In the second Tri-Nations rugby Test, world champions South Africa narrowly beat New Zealand, their first victory over the All Blacks at home in 10 years.
New Springboks coach Peter de Villiers deflected praise for their historic win over the All Blacks here Saturday, saying he had nothing to prove despite enduring personal criticism in the match build up.
The Springboks pulled off a come-from-behind 30-28 win over the All Blacks in the second Tri-Nations rugby Test to underscore their world champions tag and break a 10-year losing streak in New Zealand.
De Villiers was the target of much criticism after the Springboks lost the first Test in Wellington 19-8 a week ago which included South Africa's first black coach being tagged a "puppet" by former All Blacks prop Craig Dowd.
But a late piece of individual magic by scrumhalf Ricky Januarie to pull off the match winning try silenced the critics.
It ended the All Blacks 30-match home winning streak and was the Springboks first ever win in 100 years of Test rugby at Dunedin's Carisbrook ground, known as the House of Pain by visiting teams who seldom win there.
However, de Villiers said the kudos had to go to the team and not the coach.
"I have got nothing to prove. If I believe in myself, if I believe in my players, if I believe in my God I don't need people around me," he said.
"Everybody has got an opinion and we respect their opinions but it doesn't mean we agree with their opinion.
"I think if we can stand up as we did today as a group, people will change their own opinions."
De Villiers said that after the first Test loss, the Springboks knew they had to produce a special effort to keep their Tri-Nations hopes alive.
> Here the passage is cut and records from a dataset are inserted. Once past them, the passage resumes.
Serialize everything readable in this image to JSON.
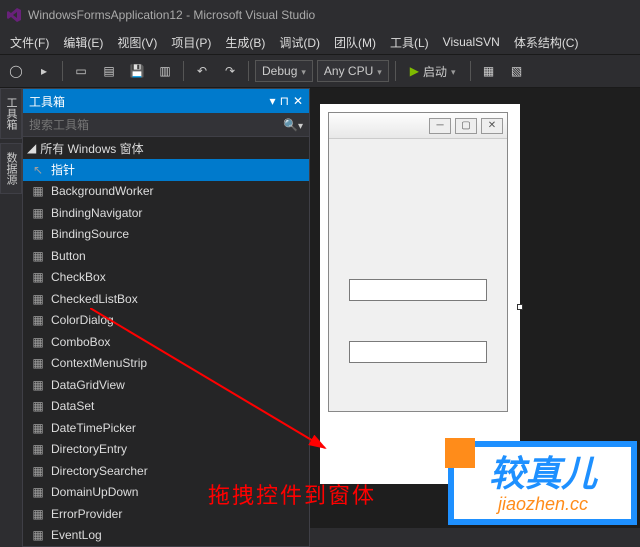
{
  "title": "WindowsFormsApplication12 - Microsoft Visual Studio",
  "menu": {
    "file": "文件(F)",
    "edit": "编辑(E)",
    "view": "视图(V)",
    "project": "项目(P)",
    "build": "生成(B)",
    "debug": "调试(D)",
    "team": "团队(M)",
    "tools": "工具(L)",
    "visualsvn": "VisualSVN",
    "arch": "体系结构(C)"
  },
  "toolbar": {
    "config": "Debug",
    "platform": "Any CPU",
    "start": "启动"
  },
  "sidetab": {
    "toolbox": "工具箱",
    "datasource": "数据源"
  },
  "toolbox": {
    "title": "工具箱",
    "search_placeholder": "搜索工具箱",
    "category": "所有 Windows 窗体",
    "items": [
      "指针",
      "BackgroundWorker",
      "BindingNavigator",
      "BindingSource",
      "Button",
      "CheckBox",
      "CheckedListBox",
      "ColorDialog",
      "ComboBox",
      "ContextMenuStrip",
      "DataGridView",
      "DataSet",
      "DateTimePicker",
      "DirectoryEntry",
      "DirectorySearcher",
      "DomainUpDown",
      "ErrorProvider",
      "EventLog"
    ],
    "selected_index": 0
  },
  "annotation": "拖拽控件到窗体",
  "watermark": {
    "main": "较真儿",
    "sub": "jiaozhen.cc"
  }
}
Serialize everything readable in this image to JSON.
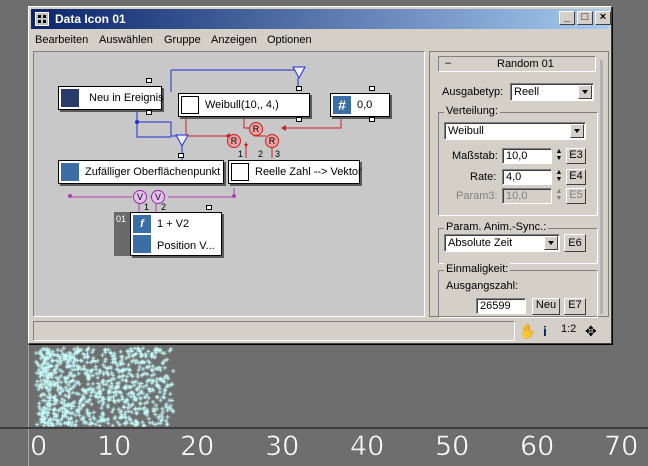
{
  "window": {
    "title": "Data Icon 01",
    "minimize": "_",
    "maximize": "□",
    "close": "×"
  },
  "menu": [
    "Bearbeiten",
    "Auswählen",
    "Gruppe",
    "Anzeigen",
    "Optionen"
  ],
  "nodes": {
    "neu": "Neu in Ereignis",
    "weibull": "Weibull(10,, 4,)",
    "const": "0,0",
    "zufall": "Zufälliger Oberflächenpunkt",
    "reelle": "Reelle Zahl --> Vektor",
    "func_num": "01",
    "func_expr": "1 + V2",
    "func_out": "Position V...",
    "port_R": "R",
    "port_V": "V",
    "port_1": "1",
    "port_2": "2",
    "port_3": "3"
  },
  "panel": {
    "header": "Random 01",
    "collapse": "–",
    "ausgabetyp_label": "Ausgabetyp:",
    "ausgabetyp_value": "Reell",
    "verteilung_title": "Verteilung:",
    "verteilung_value": "Weibull",
    "massstab_label": "Maßstab:",
    "massstab_value": "10,0",
    "massstab_btn": "E3",
    "rate_label": "Rate:",
    "rate_value": "4,0",
    "rate_btn": "E4",
    "param3_label": "Param3:",
    "param3_value": "10,0",
    "param3_btn": "E5",
    "sync_title": "Param. Anim.-Sync.:",
    "sync_value": "Absolute Zeit",
    "sync_btn": "E6",
    "einmal_title": "Einmaligkeit:",
    "ausgangszahl_label": "Ausgangszahl:",
    "ausgangszahl_value": "26599",
    "neu_btn": "Neu",
    "neu_code": "E7"
  },
  "viewport": {
    "ticks": [
      "0",
      "10",
      "20",
      "30",
      "40",
      "50",
      "60",
      "70"
    ],
    "particle_color": "#c8ffff"
  }
}
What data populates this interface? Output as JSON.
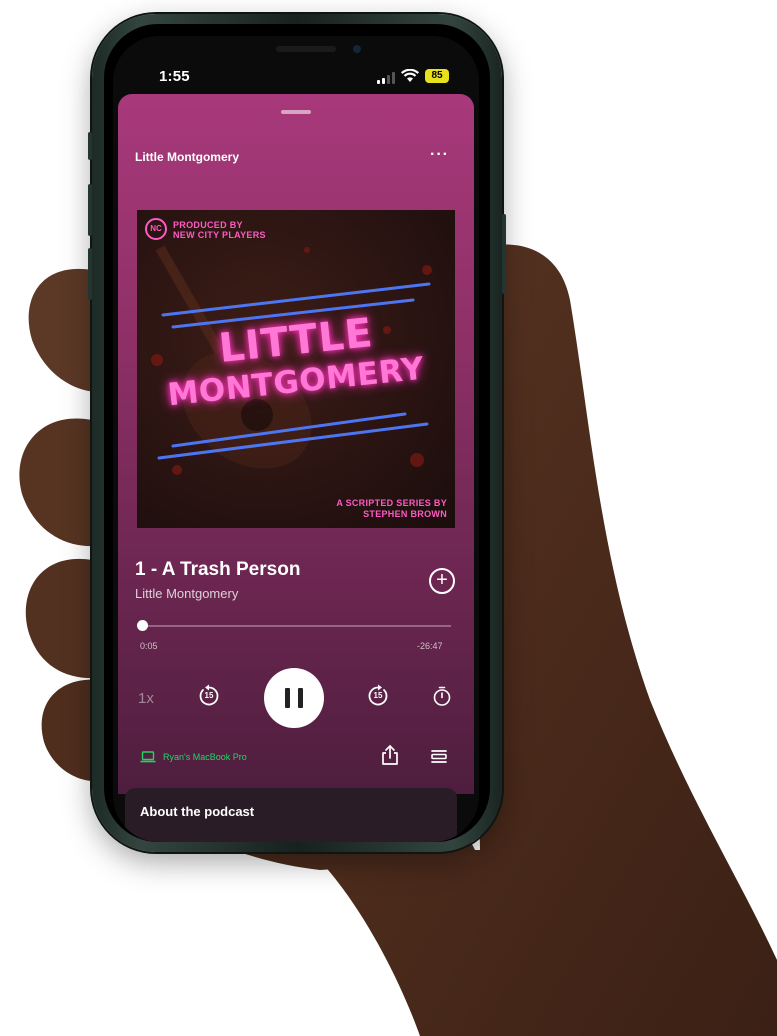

"They are the world champions and they always knew that they had to uplift their game and today they did," he said.
"Their self belief just grew. I was a bit worried with 14 men left but the guys stuck to their guns and had a great win."
He also declined to single out match-winner Januarie for special praise.
"You must look at the team," he said. "Last week we played backwards and this week we had the ball on the front foot."
The winning points came when the South Africans were down to 14 men after skipper Victor Matfield was sin-binned with seven minutes remaining in the match for a high tackle on All Blacks replacement backrower Sione Lauaki.
Matfield, who admitted he "felt bad" at being sent off when his side were trailing 23-28, said they were inspired by a taped pre-match message from injured regular skipper John Smit.
"I think that really lifted the guys, so he's sharing in this win just as much as we are."
Inside centre Jean de Villiers, who took over the leadership when Matfield was sidelined, said the enormity of the win could not be emphasised enough.
"It took us a 100 years (to win in Dunedin) and it might take us another 100 years to win another one but we're ecstatic," he said.
"When we scored that (Januarie's) try we told ourselves three years ago we were in the same position and let it slip so we stuck to our guns today."
All Blacks coach Graham Henry accepted the Springboks deserved the win and his side could only learn from their defeat.
"I don't think at this level anyone likes to be beaten, and we certainly didn't go out with that attitude," he said.
"The guys, I think, will learn a lot from this match. There's a lot of players in this side who haven't played a lot of Test match rugby and they will grow immensely from this."
Date created : 2008-07-12